**Data excerpts:**
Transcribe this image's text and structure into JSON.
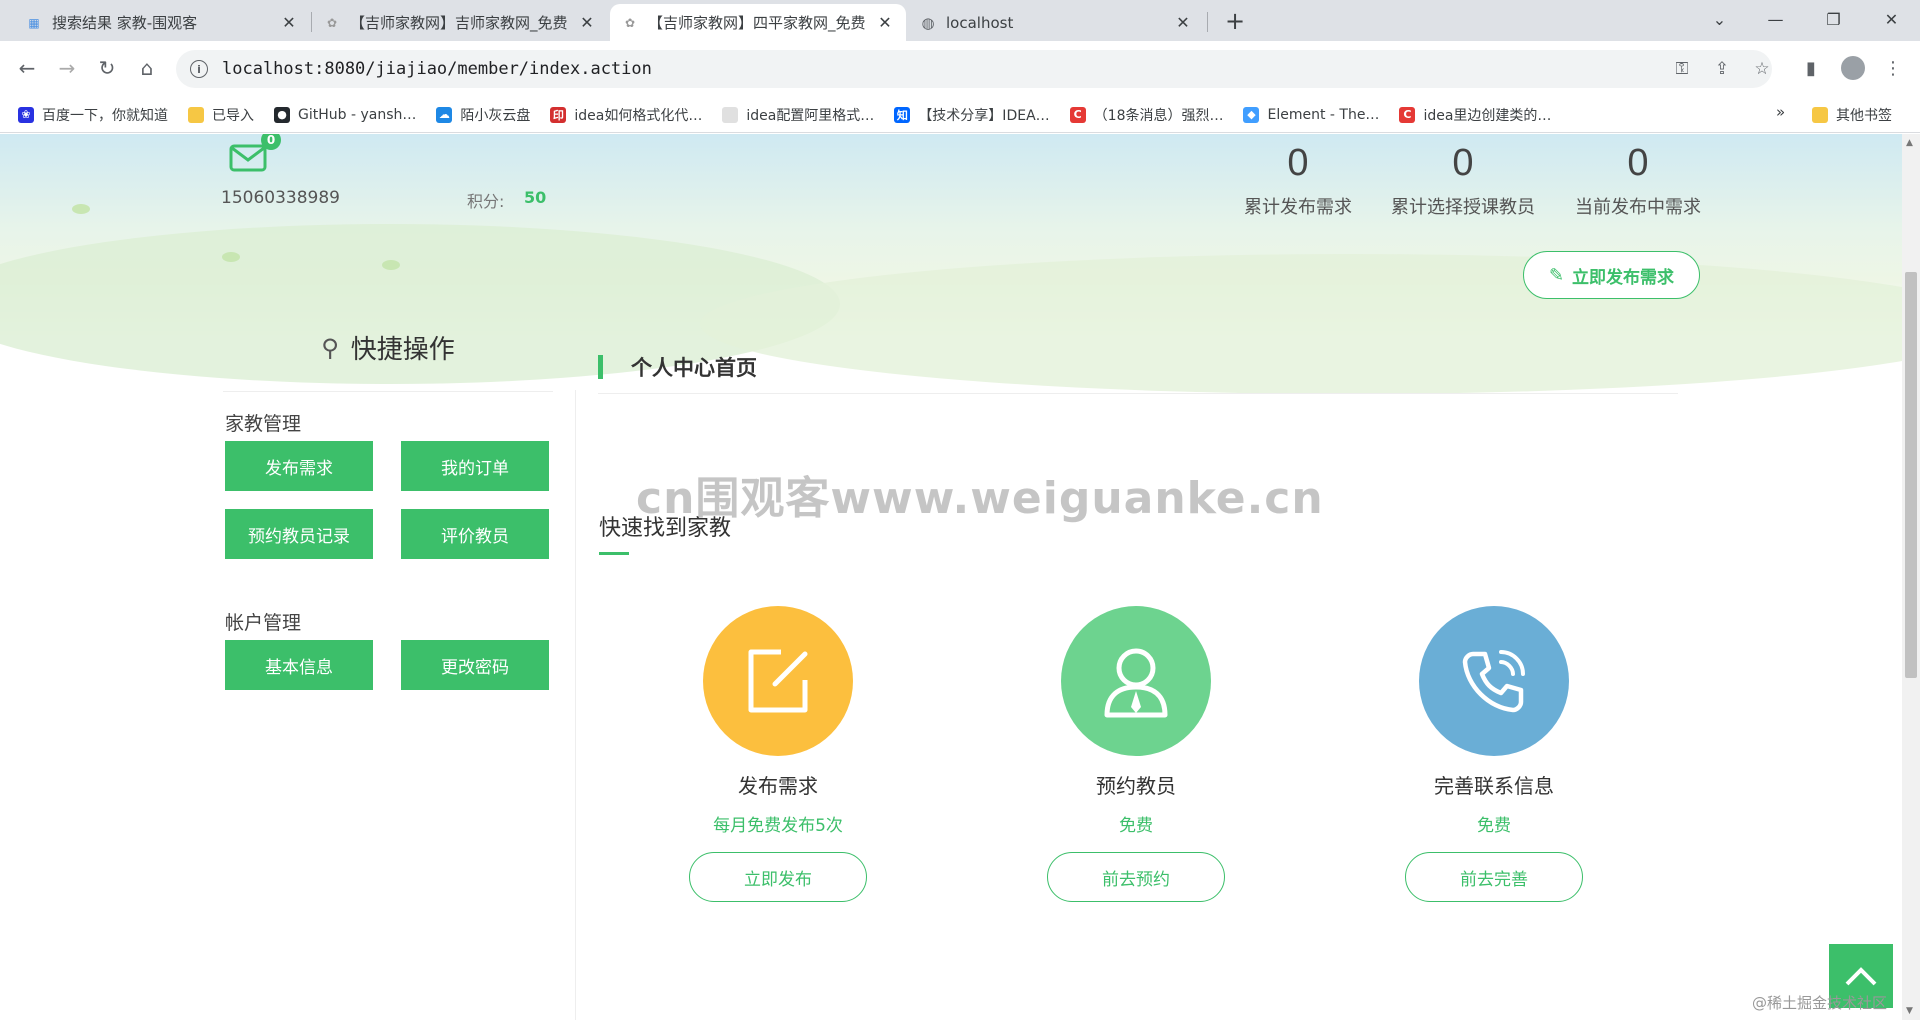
{
  "browser": {
    "tabs": [
      {
        "title": "搜索结果 家教-围观客",
        "favicon": "search-result-favicon"
      },
      {
        "title": "【吉师家教网】吉师家教网_免费",
        "favicon": "site-favicon"
      },
      {
        "title": "【吉师家教网】四平家教网_免费",
        "favicon": "site-favicon"
      },
      {
        "title": "localhost",
        "favicon": "globe-icon"
      }
    ],
    "active_tab": 2,
    "url": "localhost:8080/jiajiao/member/index.action",
    "bookmarks": [
      {
        "label": "百度一下，你就知道",
        "color": "#2932e1",
        "glyph": "❀"
      },
      {
        "label": "已导入",
        "color": "#f6c744",
        "glyph": ""
      },
      {
        "label": "GitHub - yansh…",
        "color": "#24292e",
        "glyph": "●"
      },
      {
        "label": "陌小灰云盘",
        "color": "#1e88e5",
        "glyph": "☁"
      },
      {
        "label": "idea如何格式化代…",
        "color": "#d32f2f",
        "glyph": "印"
      },
      {
        "label": "idea配置阿里格式…",
        "color": "#e0e0e0",
        "glyph": ""
      },
      {
        "label": "【技术分享】IDEA…",
        "color": "#0066ff",
        "glyph": "知"
      },
      {
        "label": "（18条消息）强烈…",
        "color": "#e53935",
        "glyph": "C"
      },
      {
        "label": "Element - The…",
        "color": "#409eff",
        "glyph": "◆"
      },
      {
        "label": "idea里边创建类的…",
        "color": "#e53935",
        "glyph": "C"
      }
    ],
    "bookmarks_more": "»",
    "other_bookmarks": "其他书签"
  },
  "user": {
    "mail_badge": "0",
    "phone": "15060338989",
    "points_label": "积分:",
    "points_value": "50"
  },
  "stats": [
    {
      "value": "0",
      "label": "累计发布需求"
    },
    {
      "value": "0",
      "label": "累计选择授课教员"
    },
    {
      "value": "0",
      "label": "当前发布中需求"
    }
  ],
  "publish_now_label": "立即发布需求",
  "quick_ops": {
    "title": "快捷操作",
    "groups": [
      {
        "title": "家教管理",
        "buttons": [
          "发布需求",
          "我的订单",
          "预约教员记录",
          "评价教员"
        ]
      },
      {
        "title": "帐户管理",
        "buttons": [
          "基本信息",
          "更改密码"
        ]
      }
    ]
  },
  "main": {
    "title": "个人中心首页",
    "subheading": "快速找到家教",
    "features": [
      {
        "title": "发布需求",
        "subtitle": "每月免费发布5次",
        "button": "立即发布",
        "color": "#fcbf3e",
        "icon": "edit-icon"
      },
      {
        "title": "预约教员",
        "subtitle": "免费",
        "button": "前去预约",
        "color": "#6dd38f",
        "icon": "teacher-icon"
      },
      {
        "title": "完善联系信息",
        "subtitle": "免费",
        "button": "前去完善",
        "color": "#6aaed6",
        "icon": "phone-icon"
      }
    ]
  },
  "watermark": "cn围观客www.weiguanke.cn",
  "footnote": "@稀土掘金技术社区"
}
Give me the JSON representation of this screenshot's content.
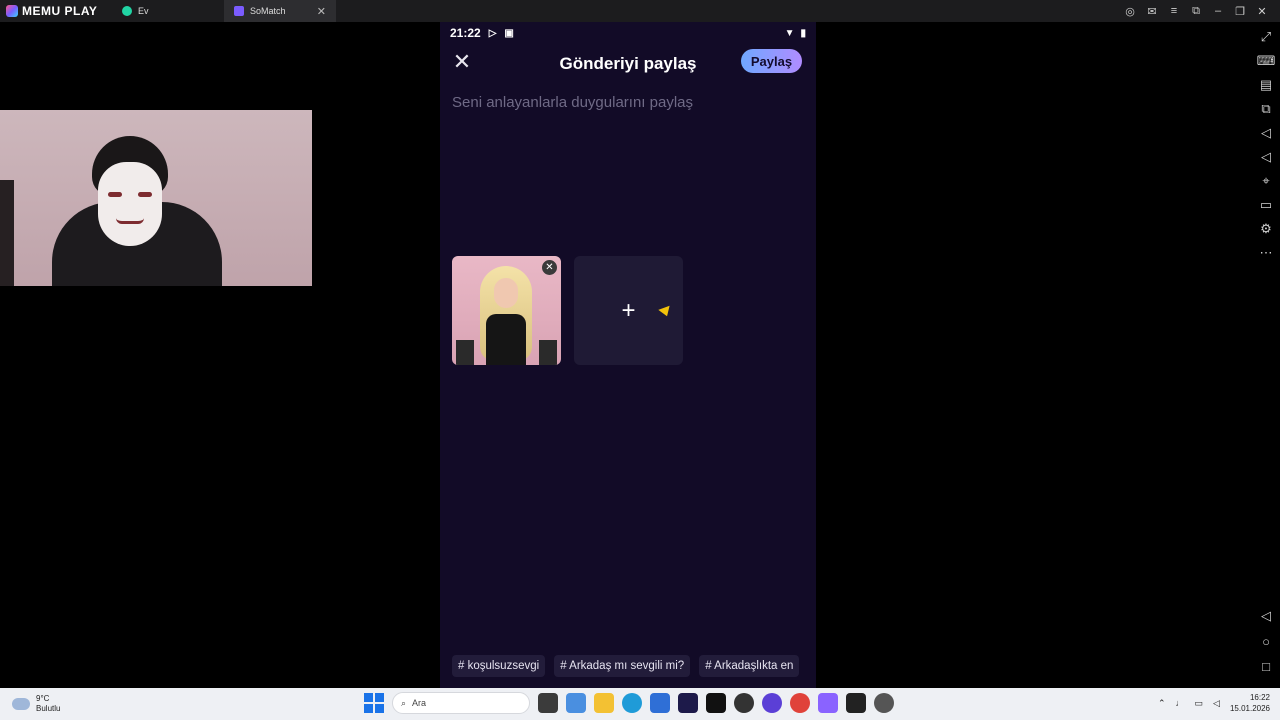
{
  "emulator": {
    "brand": "MEMU PLAY",
    "tabs": [
      {
        "label": "Ev"
      },
      {
        "label": "SoMatch"
      }
    ]
  },
  "phone": {
    "status": {
      "time": "21:22"
    },
    "header": {
      "title": "Gönderiyi paylaş",
      "share_label": "Paylaş"
    },
    "post": {
      "placeholder": "Seni anlayanlarla duygularını paylaş",
      "add_media_label": "+"
    },
    "hashtags": [
      "# koşulsuzsevgi",
      "# Arkadaş mı sevgili mi?",
      "# Arkadaşlıkta en"
    ]
  },
  "taskbar": {
    "weather": {
      "temp": "9°C",
      "condition": "Bulutlu"
    },
    "search_placeholder": "Ara",
    "clock": {
      "time": "16:22",
      "date": "15.01.2026"
    }
  },
  "colors": {
    "phone_bg": "#120b27",
    "share_gradient_start": "#6fa8ff",
    "share_gradient_end": "#b08cff",
    "chip_bg": "#221c3a"
  }
}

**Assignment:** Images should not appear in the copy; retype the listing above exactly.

**Result:**
Transcribe this image's text and structure into JSON.
{
  "browser": {
    "tabs": [
      {
        "title": "搜索结果 家教-围观客",
        "favicon": "search-result-favicon"
      },
      {
        "title": "【吉师家教网】吉师家教网_免费",
        "favicon": "site-favicon"
      },
      {
        "title": "【吉师家教网】四平家教网_免费",
        "favicon": "site-favicon"
      },
      {
        "title": "localhost",
        "favicon": "globe-icon"
      }
    ],
    "active_tab": 2,
    "url": "localhost:8080/jiajiao/member/index.action",
    "bookmarks": [
      {
        "label": "百度一下，你就知道",
        "color": "#2932e1",
        "glyph": "❀"
      },
      {
        "label": "已导入",
        "color": "#f6c744",
        "glyph": ""
      },
      {
        "label": "GitHub - yansh…",
        "color": "#24292e",
        "glyph": "●"
      },
      {
        "label": "陌小灰云盘",
        "color": "#1e88e5",
        "glyph": "☁"
      },
      {
        "label": "idea如何格式化代…",
        "color": "#d32f2f",
        "glyph": "印"
      },
      {
        "label": "idea配置阿里格式…",
        "color": "#e0e0e0",
        "glyph": ""
      },
      {
        "label": "【技术分享】IDEA…",
        "color": "#0066ff",
        "glyph": "知"
      },
      {
        "label": "（18条消息）强烈…",
        "color": "#e53935",
        "glyph": "C"
      },
      {
        "label": "Element - The…",
        "color": "#409eff",
        "glyph": "◆"
      },
      {
        "label": "idea里边创建类的…",
        "color": "#e53935",
        "glyph": "C"
      }
    ],
    "bookmarks_more": "»",
    "other_bookmarks": "其他书签"
  },
  "user": {
    "mail_badge": "0",
    "phone": "15060338989",
    "points_label": "积分:",
    "points_value": "50"
  },
  "stats": [
    {
      "value": "0",
      "label": "累计发布需求"
    },
    {
      "value": "0",
      "label": "累计选择授课教员"
    },
    {
      "value": "0",
      "label": "当前发布中需求"
    }
  ],
  "publish_now_label": "立即发布需求",
  "quick_ops": {
    "title": "快捷操作",
    "groups": [
      {
        "title": "家教管理",
        "buttons": [
          "发布需求",
          "我的订单",
          "预约教员记录",
          "评价教员"
        ]
      },
      {
        "title": "帐户管理",
        "buttons": [
          "基本信息",
          "更改密码"
        ]
      }
    ]
  },
  "main": {
    "title": "个人中心首页",
    "subheading": "快速找到家教",
    "features": [
      {
        "title": "发布需求",
        "subtitle": "每月免费发布5次",
        "button": "立即发布",
        "color": "#fcbf3e",
        "icon": "edit-icon"
      },
      {
        "title": "预约教员",
        "subtitle": "免费",
        "button": "前去预约",
        "color": "#6dd38f",
        "icon": "teacher-icon"
      },
      {
        "title": "完善联系信息",
        "subtitle": "免费",
        "button": "前去完善",
        "color": "#6aaed6",
        "icon": "phone-icon"
      }
    ]
  },
  "watermark": "cn围观客www.weiguanke.cn",
  "footnote": "@稀土掘金技术社区"
}
Give me the JSON representation of this screenshot's content.
{
  "emulator": {
    "brand": "MEMU PLAY",
    "tabs": [
      {
        "label": "Ev"
      },
      {
        "label": "SoMatch"
      }
    ]
  },
  "phone": {
    "status": {
      "time": "21:22"
    },
    "header": {
      "title": "Gönderiyi paylaş",
      "share_label": "Paylaş"
    },
    "post": {
      "placeholder": "Seni anlayanlarla duygularını paylaş",
      "add_media_label": "+"
    },
    "hashtags": [
      "# koşulsuzsevgi",
      "# Arkadaş mı sevgili mi?",
      "# Arkadaşlıkta en"
    ]
  },
  "taskbar": {
    "weather": {
      "temp": "9°C",
      "condition": "Bulutlu"
    },
    "search_placeholder": "Ara",
    "clock": {
      "time": "16:22",
      "date": "15.01.2026"
    }
  },
  "colors": {
    "phone_bg": "#120b27",
    "share_gradient_start": "#6fa8ff",
    "share_gradient_end": "#b08cff",
    "chip_bg": "#221c3a"
  }
}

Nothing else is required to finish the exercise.